I am reminded of this every day.
I don’t say that to get sympathy. I am simply stating a fact.
I know some of you reading this know what I am talking about first hand. You have lost an unborn child, an infant, a toddler, a teenager, or an adult child. No matter the age, if you have lost a child you don’t forget that. Others reading this thankfully do not have personal knowledge, but you can imagine that you would never forget losing a child.
Sometimes I remember my sweet Beckett when one of my other kids mentions him. Sometimes I remember him when I see another child around his age and think of what he would be doing now. Yesterday I found one of his big green pacifiers under our bed.
We have photos around our home and multiple boxes full of memories. Remembering Beckett is special. It’s something I WANT to do.
A year and a half into this life, I know people are still nervous about saying the wrong thing around me. I don’t want people to walk on eggshells around me. I like remembering my son. I don’t mind if you, or your child, brings him up in a conversation.
Obviously, every grieving parent is different. But as for me, I’m not easily upset or offended. People around me say things without thinking and it normally doesn’t bother me. They can talk about their kids annoying them, and I don’t secretly shame them and think, ‘They should be thankful they have kids’. Listen, my kids annoy me sometimes too.
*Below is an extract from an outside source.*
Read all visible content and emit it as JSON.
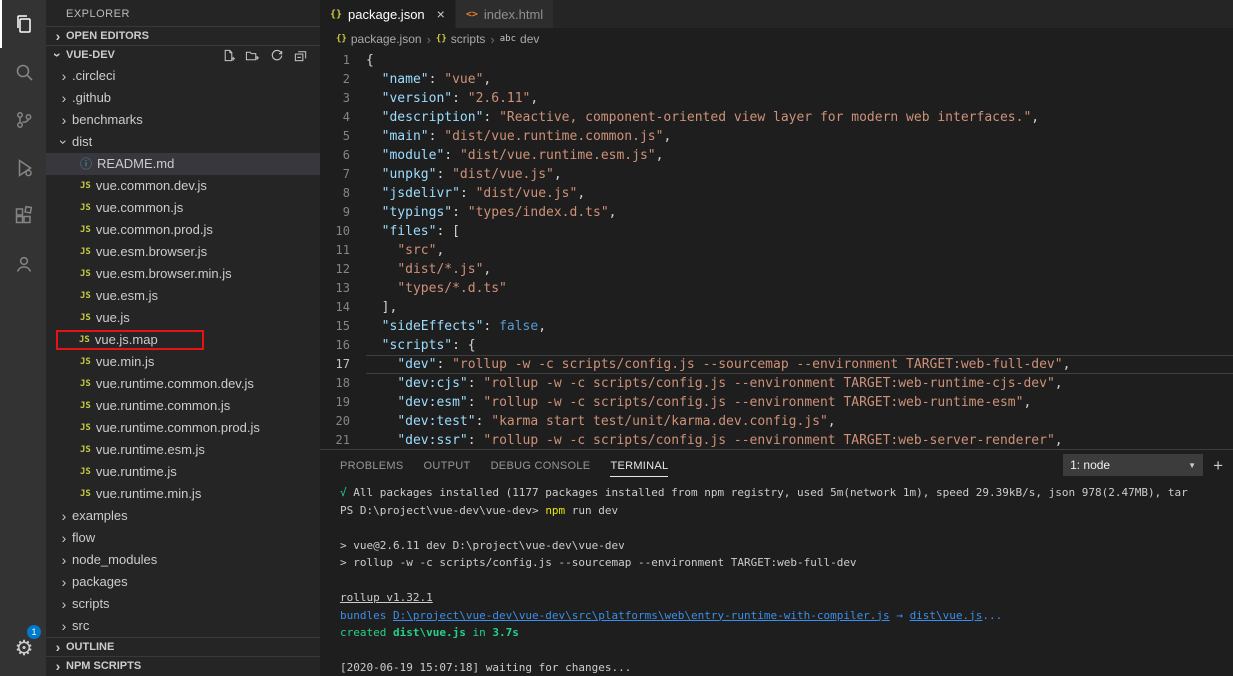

It’s life. It’s not perfect, we aren’t perfect. I’m okay with that.
But there is one popular phrase that I just can’t stay silent about any longer.
It’s something I see on memes, t-shirts and coffee mugs. I hear it in conversations around me. It’s become the funny catch phrase of mom’s everywhere. It comes in many forms, but the punch line is usually:
“I kept the kids alive today, go me!”
“Goal: Keep the tiny humans alive”
I get it. There is this whole mommy war/mom guilt culture going on where moms feel pressure to perform and live a Pinterest life. These memes are trying to put the pressure to be perfect to the side and focus on what’s really important in parenting.
But let me tell you, from my angle—these are painful.
The biggest thing I struggle with in my grief is a sense of failure. My job as a mom is to protect my child. And my child died. I know in my head that his death was not because of something I did or did not do. It was not my fault. I know that. But I still struggle with the nagging feeling of failure.
I have hesitated to write this post for so long because I do not want sympathy. (I’ll take prayer any day!), and I do not want to shame really good moms who I have seen jokingly use this phrase.
My aim is simply to make you think twice and make you think deeper.
I mentioned a sense of failure I feel. Failure is directly related to what we believe the goal is. If your goal really is just to keep your kids alive, then share the meme, buy the coffee mug—go all out. But when I look deep inside, that’s not my goal. And I’m willing to bet it’s not really your goal either.
Brian and I have a mutual goal in parenting, and it’s this:
We want our kids to experience a great love.
First, we pray they know the overwhelming love that comes from our Great God.
Then we pray they are secure in an unconditional love from their family, no matter the circumstances around them.
We also want them to display a love for other people and to love and enjoy the beauty of the world around them.
When your goal is for your child to experience love, you can accomplish this no matter how short their life is.
And if you show this love to your children, don’t be ashamed of it and don’t minimize it! In aiming to not shame other moms, I fear that we have gone too far to the other extreme. We are almost afraid to share the really good moments in life because we are afraid of sugar coating our life, or coming across like we have it all together. Let me put your mind at ease: nobody thinks you are perfect all the time. (And if they do, that’s on them—not on you!)
If you think I am perfect all the time, come live in my house for a day. It might not take that long, come visit for a few hours. In that time you will see me lose my patience, you may see me staring at my phone instead of the Lego creation my kid just made. You may find them sitting in front of the TV instead of a book. You may see me eat a piece of chocolate instead of a carrot!
But you will also see me hug and love my kids. You might see me get down on their level and listen to a story they want to share about their day. You could see me work for an hour on a really healthy meal that will nourish my family. And you would be invited to sit with us around the table as we engage in real, meaningful conversation. And I’m not embarrassed about any of this. Because the truth is, you might be inspired to do the same in your own home!
I hope no one ever feels shame or embarrassment that they don’t measure up to the Wright family. Goodness, we should not be a ruler for anyone! But I do pray that our lives point to a God who gives us strength to live an intentional life full of His love.
Sweet struggling mom, I don’t want to call you out, I want to call you up.
I want to challenge you to pray and set some goals for your family that go a little further than just staying alive. Yes this life is hard. There are seasons of survival. I have been there. We have walked through that time. But that is not the season I want to live in forever. And it’s a season you don’t have to live in forever. There is hope. There are glimpses of really good even in the middle of bad. Open your eyes, sweet friend, and give yourself some credit when you see it.
Let’s start now and let’s start here. Comment below and tell me a parenting moment you are proud of or something in life you have succeeded in recently. Don’t do this to show the world how perfect you are, do it to encourage the rest of us.
Let’s be people that inspire each other!